What is a will contest?

A will contest is a lawsuit that seeks to have either a single term or the entire will declared invalid. If the contest succeeds, the court will treat the matter as if the decedent had died without a will. Will contests are difficult to win, but a survey of the various grounds for invalidating a wiil can offer a person a sense of the likelihood of obtaining such relief.

The grounds for invalidating a will

Every state, including Georgia, has rigorous rules for holding that a will is valid.

  • The first rule concerns what are usually called the “formalities.” Every will must be signed by the maker of the will. The actual signing of the will must be witnessed by at least two persons who are competent to testify that the will was properly signed. Each witness must sign the will in the presence of the other witness. The failure to honor the formalities will almost aways cause a will to be declared to be invalid.
  • A second important ground for declaring a will to be invalid is what is called “lack of testamentary capacity. The maker of the will must have the mental capacity at the time of signing to understand the purpose and effect of the will. In Georgia, testamentary capacity is defined as the “decided and rational desire” on the part of the maker of the will to use the will to dispose of his or her property. Proving lack of testamentary capacity can be very difficult; such proof usually requires testimony from a physician who treated the testator before the will was signed.
  • A third important reason for invalidating a will is proof that one or more heirs exercised undue influence over the testator before or at the time the will was signed. Undue influence generally requires proof that one or more heirs had a uniquely close and personal relationship with the testator. The final reason that wills can be declared invalid is proof that the will or a particular bequest was procured by fraud. A typical example of such fraud is a statement by a prospective heir to care for the testator or one of the testator’s children. The fraudulent statement must concern a material fact and be intended to be false.

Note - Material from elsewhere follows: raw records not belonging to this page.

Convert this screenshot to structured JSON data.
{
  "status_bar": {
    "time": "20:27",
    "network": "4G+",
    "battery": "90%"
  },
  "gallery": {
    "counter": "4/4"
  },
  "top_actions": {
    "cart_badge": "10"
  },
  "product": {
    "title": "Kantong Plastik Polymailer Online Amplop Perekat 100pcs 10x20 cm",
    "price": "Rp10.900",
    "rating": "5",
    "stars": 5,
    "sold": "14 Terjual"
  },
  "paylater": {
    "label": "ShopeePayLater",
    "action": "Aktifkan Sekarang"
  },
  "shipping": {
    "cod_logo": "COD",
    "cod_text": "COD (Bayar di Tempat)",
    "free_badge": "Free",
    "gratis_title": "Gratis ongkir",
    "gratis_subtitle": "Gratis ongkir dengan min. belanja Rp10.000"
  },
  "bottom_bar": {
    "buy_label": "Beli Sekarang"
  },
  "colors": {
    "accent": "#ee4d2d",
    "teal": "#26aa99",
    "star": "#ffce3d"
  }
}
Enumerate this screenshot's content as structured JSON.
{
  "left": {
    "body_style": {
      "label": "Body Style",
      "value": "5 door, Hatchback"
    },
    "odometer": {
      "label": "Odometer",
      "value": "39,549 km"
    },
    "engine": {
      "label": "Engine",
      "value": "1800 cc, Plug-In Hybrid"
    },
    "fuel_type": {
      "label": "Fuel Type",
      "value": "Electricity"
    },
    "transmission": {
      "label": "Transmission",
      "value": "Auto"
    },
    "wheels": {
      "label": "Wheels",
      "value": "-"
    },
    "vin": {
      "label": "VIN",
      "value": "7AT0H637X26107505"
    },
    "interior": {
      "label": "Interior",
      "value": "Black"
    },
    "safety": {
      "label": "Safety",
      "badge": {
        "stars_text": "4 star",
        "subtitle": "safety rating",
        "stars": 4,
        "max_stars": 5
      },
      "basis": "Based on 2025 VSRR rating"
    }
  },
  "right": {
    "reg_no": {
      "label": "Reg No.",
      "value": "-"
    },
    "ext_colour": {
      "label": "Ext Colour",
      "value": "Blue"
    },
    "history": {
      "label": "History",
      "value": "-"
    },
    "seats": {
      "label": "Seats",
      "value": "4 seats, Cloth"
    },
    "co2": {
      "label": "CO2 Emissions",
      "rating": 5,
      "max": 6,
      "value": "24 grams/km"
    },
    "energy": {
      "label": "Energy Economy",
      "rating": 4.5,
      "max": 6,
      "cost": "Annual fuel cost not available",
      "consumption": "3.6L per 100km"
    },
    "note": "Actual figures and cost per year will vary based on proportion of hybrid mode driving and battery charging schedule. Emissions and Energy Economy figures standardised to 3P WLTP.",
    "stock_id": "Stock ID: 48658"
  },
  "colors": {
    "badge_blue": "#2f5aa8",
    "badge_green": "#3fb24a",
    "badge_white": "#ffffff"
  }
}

Will contests are typically difficult to win. Anyone contemplating such a step may wish to consult a lawyer with experience in will contests for an evaluation of the evidence and an opinion about the likelihood of prevailing.